Element data from apps and pages
________________________________________
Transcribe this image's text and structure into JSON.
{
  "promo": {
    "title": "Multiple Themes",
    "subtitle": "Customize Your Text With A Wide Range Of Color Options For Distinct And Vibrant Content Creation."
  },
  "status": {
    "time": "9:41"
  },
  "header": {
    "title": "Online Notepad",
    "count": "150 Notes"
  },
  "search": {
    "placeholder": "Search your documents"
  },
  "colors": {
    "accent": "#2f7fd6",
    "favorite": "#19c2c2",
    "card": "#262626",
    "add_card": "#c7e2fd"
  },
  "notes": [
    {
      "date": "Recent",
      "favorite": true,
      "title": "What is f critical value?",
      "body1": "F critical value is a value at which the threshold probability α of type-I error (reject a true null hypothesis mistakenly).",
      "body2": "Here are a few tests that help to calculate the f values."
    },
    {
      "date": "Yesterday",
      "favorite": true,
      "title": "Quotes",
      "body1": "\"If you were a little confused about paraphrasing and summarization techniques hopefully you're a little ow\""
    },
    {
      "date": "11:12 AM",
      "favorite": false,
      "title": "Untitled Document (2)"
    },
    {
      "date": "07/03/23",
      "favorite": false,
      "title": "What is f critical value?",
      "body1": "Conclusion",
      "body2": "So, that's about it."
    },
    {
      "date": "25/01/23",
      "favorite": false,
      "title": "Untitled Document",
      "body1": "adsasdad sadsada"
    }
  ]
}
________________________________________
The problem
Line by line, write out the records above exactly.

Worked solution
Transcribe this image's text and structure into JSON.
{
  "promo": {
    "title": "Multiple Themes",
    "subtitle": "Customize Your Text With A Wide Range Of Color Options For Distinct And Vibrant Content Creation."
  },
  "status": {
    "time": "9:41"
  },
  "header": {
    "title": "Online Notepad",
    "count": "150 Notes"
  },
  "search": {
    "placeholder": "Search your documents"
  },
  "colors": {
    "accent": "#2f7fd6",
    "favorite": "#19c2c2",
    "card": "#262626",
    "add_card": "#c7e2fd"
  },
  "notes": [
    {
      "date": "Recent",
      "favorite": true,
      "title": "What is f critical value?",
      "body1": "F critical value is a value at which the threshold probability α of type-I error (reject a true null hypothesis mistakenly).",
      "body2": "Here are a few tests that help to calculate the f values."
    },
    {
      "date": "Yesterday",
      "favorite": true,
      "title": "Quotes",
      "body1": "\"If you were a little confused about paraphrasing and summarization techniques hopefully you're a little ow\""
    },
    {
      "date": "11:12 AM",
      "favorite": false,
      "title": "Untitled Document (2)"
    },
    {
      "date": "07/03/23",
      "favorite": false,
      "title": "What is f critical value?",
      "body1": "Conclusion",
      "body2": "So, that's about it."
    },
    {
      "date": "25/01/23",
      "favorite": false,
      "title": "Untitled Document",
      "body1": "adsasdad sadsada"
    }
  ]
}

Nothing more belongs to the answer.